The moral high ground of “It’s a Sin to Tell a Lie” is not all that high. Listeners can tell from the playful melody at the outset. The steel guitar does great work to introduce the gorgeous harmonies about love. “Be sure it’s true when you say I love you. It’s a sin to tell a lie.” It’s quaint. It’s the kind of song you can picture the residents at the old folks home tapping their feet to. I say that with utmost respect to the song itself, too. It sounds like it could be a song straight from the 40s or early 50s… you know the type your grandma thinks you should know too, even though it was decades before you were born. It’s sweet-as-honey Americana.

<a href=”http://pharisjasonromero.bandcamp.com/album/a-wanderer-ill-stay”>A Wanderer I’ll Stay by Pharis & Jason Romero</a>

“Poor Boy” is as rough as some of the other tracks are smooth.
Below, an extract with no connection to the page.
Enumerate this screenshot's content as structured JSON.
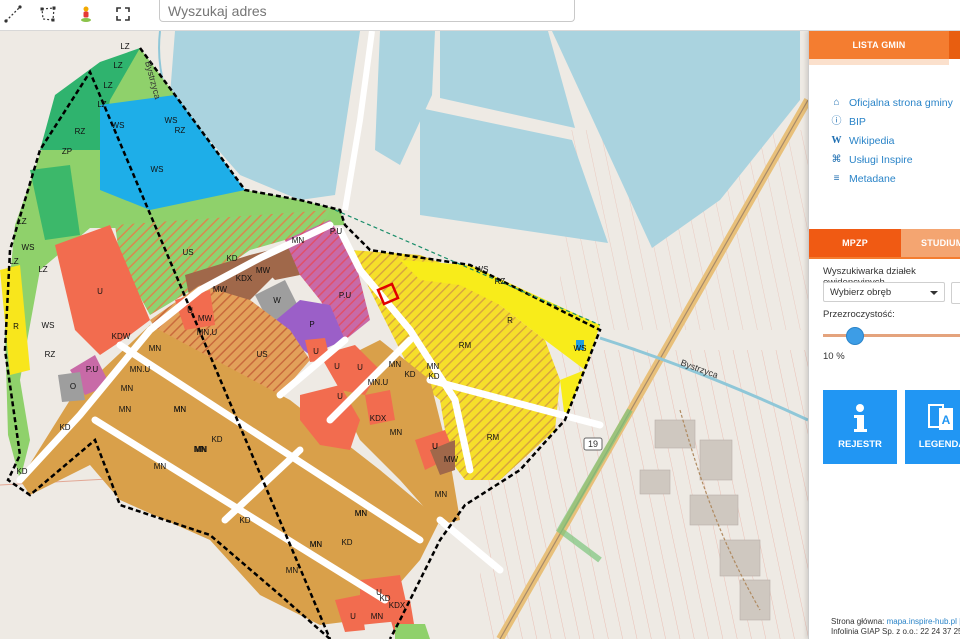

That isn’t to say there’s anything wrong about the performance, but rather the character of the song has a coarseness to it. It’s about empathy to an extent, but it’s also about hard work and calloused hands. It’s a front porch tune, for sure. “Cocaine Blues” is a bit unexpected on this album. It’s not that country folk don’t do drugs; of course they do. But it’s surprising to have this sort of O’ Brother Where Art Thou timeless charm with lyrics about, essentially, buying drugs.
The final track “The Dying Soldier” is an old classic tune, given phenomenal and vibrant new life here. In fact, it really challenges for the best song on the album. It has this brilliant confluence of love and life intersecting with pending death. Beyond that, the steady banjo and again the incredible harmonies make the song really thoughtful and emotional. It’s an exceptional way to end the album.
This is a must-buy album for fans of Americana. From clever, well-composed originals to a few classic tunes, it’s the kind of album you can easily put on and enjoy without skips. It’s solidly in a musical tradition of Ameriana and roots country music, but it is extremely well polished. It is a product of two exceptional musicians with a real heart and passion for storytelling and breathtaking harmonies.